Content starts

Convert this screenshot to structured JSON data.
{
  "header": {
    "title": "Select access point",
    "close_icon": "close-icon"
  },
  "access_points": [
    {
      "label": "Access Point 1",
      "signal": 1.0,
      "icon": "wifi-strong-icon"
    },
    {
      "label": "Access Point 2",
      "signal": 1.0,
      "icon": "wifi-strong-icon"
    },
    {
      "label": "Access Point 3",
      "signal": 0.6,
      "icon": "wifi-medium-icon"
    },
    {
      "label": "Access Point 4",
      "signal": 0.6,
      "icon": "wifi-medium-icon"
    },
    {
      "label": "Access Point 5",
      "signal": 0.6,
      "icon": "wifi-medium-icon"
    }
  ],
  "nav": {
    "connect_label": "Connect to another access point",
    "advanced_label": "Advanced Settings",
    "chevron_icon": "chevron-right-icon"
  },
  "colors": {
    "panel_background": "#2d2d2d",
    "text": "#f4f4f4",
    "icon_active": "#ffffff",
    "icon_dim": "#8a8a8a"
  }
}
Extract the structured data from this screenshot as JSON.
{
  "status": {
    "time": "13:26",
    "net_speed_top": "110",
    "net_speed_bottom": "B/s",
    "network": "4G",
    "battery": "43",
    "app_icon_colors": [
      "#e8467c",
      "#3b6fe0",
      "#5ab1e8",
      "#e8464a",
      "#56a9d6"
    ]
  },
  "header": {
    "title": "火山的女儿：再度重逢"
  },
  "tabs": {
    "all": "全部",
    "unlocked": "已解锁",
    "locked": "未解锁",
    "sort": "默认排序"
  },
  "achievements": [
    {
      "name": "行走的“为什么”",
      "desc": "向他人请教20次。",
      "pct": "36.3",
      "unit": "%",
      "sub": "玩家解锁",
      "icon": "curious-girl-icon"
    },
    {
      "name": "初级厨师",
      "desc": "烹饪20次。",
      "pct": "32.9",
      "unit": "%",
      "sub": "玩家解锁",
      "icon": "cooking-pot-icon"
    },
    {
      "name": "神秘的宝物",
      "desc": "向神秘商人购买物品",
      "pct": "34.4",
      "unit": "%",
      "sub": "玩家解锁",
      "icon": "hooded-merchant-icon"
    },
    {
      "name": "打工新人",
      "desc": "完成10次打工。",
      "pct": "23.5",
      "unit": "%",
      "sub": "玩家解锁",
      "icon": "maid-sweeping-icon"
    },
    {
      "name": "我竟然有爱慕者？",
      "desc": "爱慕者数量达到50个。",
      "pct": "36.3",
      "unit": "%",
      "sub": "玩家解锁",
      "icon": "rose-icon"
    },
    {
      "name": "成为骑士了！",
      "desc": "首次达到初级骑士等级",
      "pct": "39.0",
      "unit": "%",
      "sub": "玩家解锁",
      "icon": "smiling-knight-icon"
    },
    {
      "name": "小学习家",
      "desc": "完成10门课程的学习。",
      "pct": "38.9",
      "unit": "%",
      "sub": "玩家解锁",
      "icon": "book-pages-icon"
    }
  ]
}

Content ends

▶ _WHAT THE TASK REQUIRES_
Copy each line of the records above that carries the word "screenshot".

▶ _ANSWER_
Convert this screenshot to structured JSON data.
Extract the structured data from this screenshot as JSON.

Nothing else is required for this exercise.